Athletic Trainer Gary Kinney is retiring at the end of this year, following over three decades of work at Santa Ana College. Soon Kinney can spend more time on date nights with his wife and focus on completing his bucket list.
“There are things I want to see, luckily I have a wife that wants to do it too,” he said.
Kinney started to work at SAC in February of 1982, right after college. Kinney received the opportunity to work at SAC through former trainer George Curtis.
But there is more to Kinney than just athletic training. He grows his own vegetables in his backyard every year and loves to garden, which is one way he relaxes. He served as a bishop for The Church of Jesus Christ of Latter-day Saints where he’s mentored more than 200 people.
During his time at Brigham Young University, he took two years off from studies to go on a mission trip in Leeds, England.
“I served there from summer of 1975 until the summer of 1977. I met people, helped people. It was really neat,” Kinney said. “I’m hoping to go back and see some of the old places I was at.”
Watching him evolve over time, former Head Baseball Coach Don Sneddon has seen how much Kinney has grown as a person and athletic trainer.
“He’s matured, he knows how to handle situations better in control and the players appreciate the skills he brings out because he has a lot of experience,” Sneddon said.
Head Men’s Soccer Coach Jose Vazquez has memories of him as a player while Kinney was the athletic trainer. Now being a coach and not a player, the only thing that has changed between Kinney and him would be the connection they have in a professional level now that they are co-workers.

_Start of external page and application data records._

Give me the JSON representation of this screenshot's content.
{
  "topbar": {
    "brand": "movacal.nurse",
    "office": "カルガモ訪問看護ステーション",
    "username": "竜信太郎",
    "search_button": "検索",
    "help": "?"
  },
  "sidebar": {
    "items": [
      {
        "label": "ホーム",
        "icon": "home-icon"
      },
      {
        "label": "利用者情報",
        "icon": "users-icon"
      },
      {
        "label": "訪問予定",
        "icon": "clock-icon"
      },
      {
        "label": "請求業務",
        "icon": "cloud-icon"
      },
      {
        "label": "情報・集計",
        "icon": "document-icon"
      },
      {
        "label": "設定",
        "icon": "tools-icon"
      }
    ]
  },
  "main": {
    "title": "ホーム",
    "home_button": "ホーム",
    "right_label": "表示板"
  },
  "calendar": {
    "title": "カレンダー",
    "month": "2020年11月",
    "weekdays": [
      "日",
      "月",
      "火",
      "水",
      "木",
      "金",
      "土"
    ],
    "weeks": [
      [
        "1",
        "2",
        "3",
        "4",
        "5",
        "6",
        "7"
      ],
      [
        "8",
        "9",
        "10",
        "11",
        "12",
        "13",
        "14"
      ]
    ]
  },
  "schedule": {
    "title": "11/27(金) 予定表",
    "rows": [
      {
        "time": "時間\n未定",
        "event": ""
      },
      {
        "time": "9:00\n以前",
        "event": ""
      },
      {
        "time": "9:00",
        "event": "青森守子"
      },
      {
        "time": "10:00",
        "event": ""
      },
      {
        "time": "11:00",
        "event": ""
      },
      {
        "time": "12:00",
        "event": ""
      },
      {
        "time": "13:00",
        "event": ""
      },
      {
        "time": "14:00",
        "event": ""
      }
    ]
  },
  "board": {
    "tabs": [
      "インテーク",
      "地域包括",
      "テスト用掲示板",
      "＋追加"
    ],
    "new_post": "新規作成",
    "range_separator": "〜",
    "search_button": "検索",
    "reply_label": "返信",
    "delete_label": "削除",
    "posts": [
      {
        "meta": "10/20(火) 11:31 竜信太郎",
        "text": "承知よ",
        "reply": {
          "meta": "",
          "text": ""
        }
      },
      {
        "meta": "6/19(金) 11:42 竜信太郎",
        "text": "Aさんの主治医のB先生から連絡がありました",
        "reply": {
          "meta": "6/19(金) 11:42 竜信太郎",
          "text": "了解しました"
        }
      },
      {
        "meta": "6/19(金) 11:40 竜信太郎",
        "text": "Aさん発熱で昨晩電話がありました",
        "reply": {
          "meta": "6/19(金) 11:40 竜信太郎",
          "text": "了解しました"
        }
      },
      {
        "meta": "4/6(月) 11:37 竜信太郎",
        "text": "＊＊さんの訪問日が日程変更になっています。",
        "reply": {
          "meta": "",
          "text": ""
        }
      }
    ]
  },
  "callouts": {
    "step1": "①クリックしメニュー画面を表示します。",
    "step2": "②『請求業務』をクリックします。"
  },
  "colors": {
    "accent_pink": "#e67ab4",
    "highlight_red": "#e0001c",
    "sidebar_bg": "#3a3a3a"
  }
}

“I think that in the beginning when I started coaching, he used to treat me as a player still. But as the years progressed, I think we have this great respect towards each other,” Vazquez said.
After retiring, Kinney has a lot of plans for how he’s going to spend his time, but most of all he’s going to miss many things about working for the Dons.
“I’ll miss the association with the athletes, being at games and things like that,” Kinney said.
“It’s interesting to run into people and realize you won’t be seeing their faces much anymore. It’s part of life, life moves on.”